Buoyed by their success in Ghana, the undercover team took their cameras into several other African countries, including Kenya, the Gambia and Nigeria, where investigations revealed a similar situation of endemic bribery. In the wake of Divela’s assassination, fingers are being pointed by and at different enemy camps.

Some suspect that the assassination was arranged by the African football community; organised-crime groups are fast taking over the sports-betting business. Match-fixing, the influencing of sponsorship deals and the bribing of officials are just some of the rackets accompanying an industry marred by fake football academies and fake agents, who steal fortunes from rich and poor families alike for the promise of getting their sons a place in the European leagues.

People watch a documentary called “Number 12” by investigative journalist Anas Aremeyaw Anas about former Ghanian Football Association (GFA) president Kwesi Nyantakyi, at Trade Fair Centre in Accra on June 10, 2018. – Ghanian Football Association (GFA) president Kwesi Nyantakyi resigned on Friday just hours after world football governing body FIFA hit him with a 90-day suspension over corruption claims. Nyantakyi was accused in an explosive documentary called ‘Number 12’, aired on Wednesday by investigative journalist Anas Aremeyaw Anas, of soliciting bribes amounting to several million dollars. (Photo by CRISTINA ALDEHUELA / AFP)

In September 2018, Divela had informed the Committee to Protect Journalists that his life was in danger. Kennedy Agyapong, an MP for the country’s governing New Patriotic Party and owner of the Ghanaian television station Net 2 TV, had appeared on television calling on his supporters to attack Divela as punishment for his role in the football exposé, at the same time releasing a photograph of the undercover reporter and unveiling his identity.
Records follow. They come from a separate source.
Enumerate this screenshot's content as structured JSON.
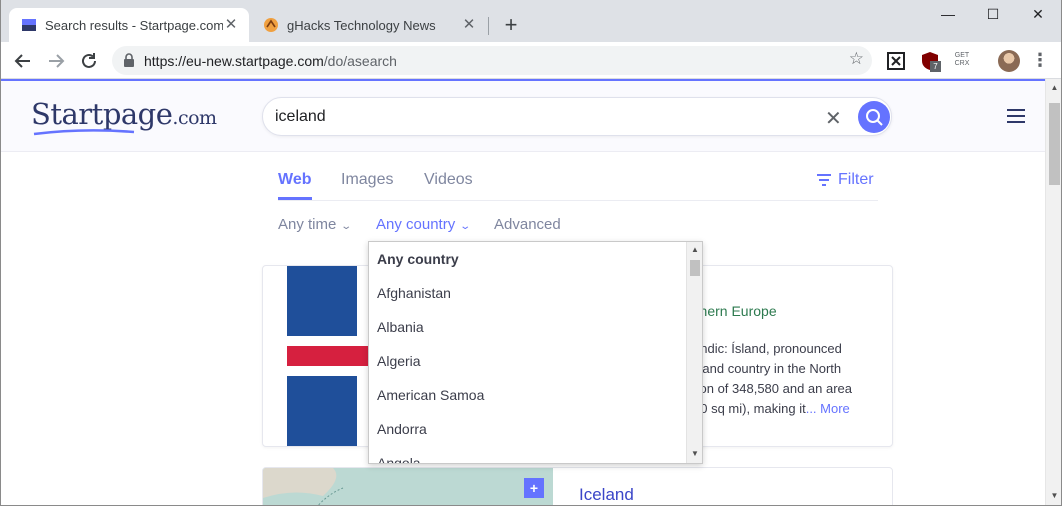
{
  "browser": {
    "tabs": [
      {
        "title": "Search results - Startpage.com",
        "close": "✕"
      },
      {
        "title": "gHacks Technology News",
        "close": "✕"
      }
    ],
    "new_tab": "+",
    "window_controls": {
      "minimize": "—",
      "maximize": "☐",
      "close": "✕"
    },
    "url_host": "https://eu-new.startpage.com",
    "url_path": "/do/asearch",
    "extensions": [
      {
        "icon": "screenshot-extension-icon"
      },
      {
        "icon": "ublock-origin-icon",
        "badge": "7"
      },
      {
        "icon": "get-crx-icon",
        "line1": "GET",
        "line2": "CRX"
      }
    ],
    "menu": "⋮"
  },
  "site": {
    "logo_main": "Startpage",
    "logo_suffix": ".com",
    "search_query": "iceland",
    "clear_symbol": "✕",
    "accent_color": "#6573ff"
  },
  "search_tabs": {
    "web": "Web",
    "images": "Images",
    "videos": "Videos",
    "filter": "Filter"
  },
  "filters": {
    "any_time": "Any time",
    "any_country": "Any country",
    "advanced": "Advanced"
  },
  "country_dropdown": {
    "items": [
      "Any country",
      "Afghanistan",
      "Albania",
      "Algeria",
      "American Samoa",
      "Andorra",
      "Angola"
    ],
    "selected_index": 0
  },
  "result_card": {
    "region": "rthern Europe",
    "desc_line1": "andic: Ísland, pronounced",
    "desc_line2": "sland country in the North",
    "desc_line3": "tion of 348,580 and an area",
    "desc_line4": "00 sq mi), making it",
    "more": "... More"
  },
  "result_card_2": {
    "title": "Iceland",
    "zoom_in": "+"
  }
}
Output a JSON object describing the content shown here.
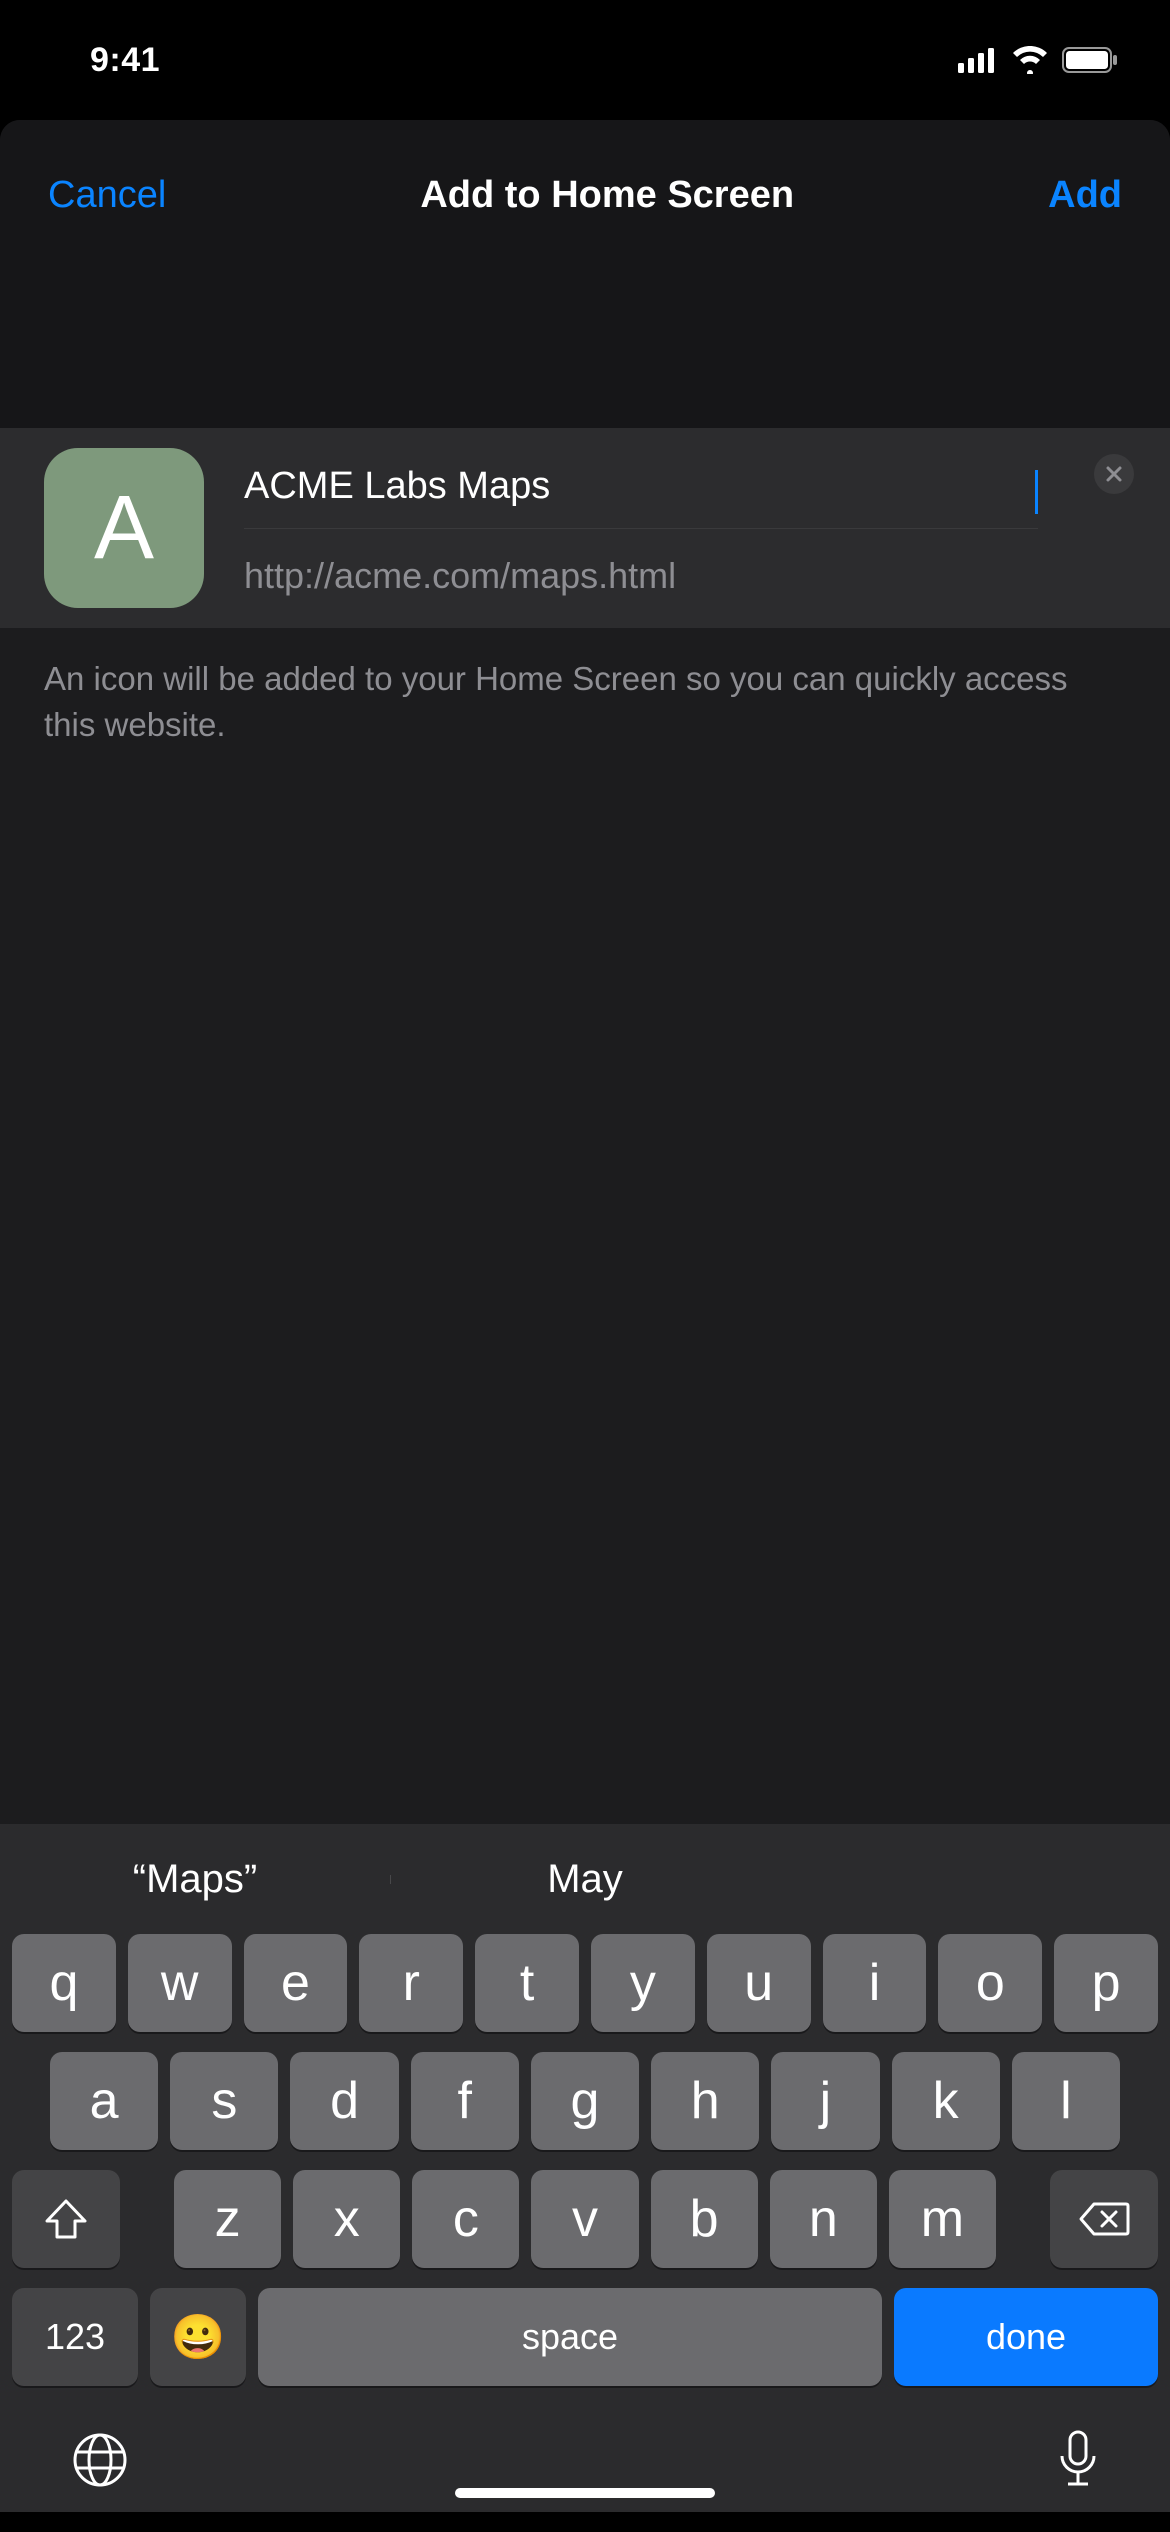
{
  "status": {
    "time": "9:41"
  },
  "nav": {
    "cancel": "Cancel",
    "title": "Add to Home Screen",
    "add": "Add"
  },
  "form": {
    "icon_letter": "A",
    "title_value": "ACME Labs Maps",
    "url": "http://acme.com/maps.html"
  },
  "hint": "An icon will be added to your Home Screen so you can quickly access this website.",
  "keyboard": {
    "suggestions": [
      "“Maps”",
      "May",
      ""
    ],
    "row1": [
      "q",
      "w",
      "e",
      "r",
      "t",
      "y",
      "u",
      "i",
      "o",
      "p"
    ],
    "row2": [
      "a",
      "s",
      "d",
      "f",
      "g",
      "h",
      "j",
      "k",
      "l"
    ],
    "row3": [
      "z",
      "x",
      "c",
      "v",
      "b",
      "n",
      "m"
    ],
    "num_label": "123",
    "space_label": "space",
    "done_label": "done"
  }
}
Four months earlier, Agyapong had made another angry television appearance, this time on Adom TV, during which, in the course of his outbursts, he drew his forefinger across his neck in a throat-slitting gesture. It is clear that despite being neither a football referee nor a high-court judge, Agyapong harboured much anger towards Divela. And the police said that they have invited the MP for “informal questioning”, despite his having made public statements distancing himself from the murder.

In response to an email inquiry about the state of the investigation into Divela’s death, Samuel Appiah Darko, a lawyer representing Tiger Eye, said: “Police investigations can best be described as slow. Nothing tangible has come up so far.”

At the time of writing, the Ghana Police Service was yet to find the smoking gun. In February 2019, assistant commissioner of police David Eklu disclosed that six people had been arrested in connection with Divela’s murder. According to police, the suspects, who remain unnamed, were interrogated and their statements taken before they were released on bail.

Eklu said that, in addition to the six suspects, the police had given statement forms to Agyapong, Nyantakyi and Anas, “all suspects in the case”. No progress report on the investigation has been provided by the police since.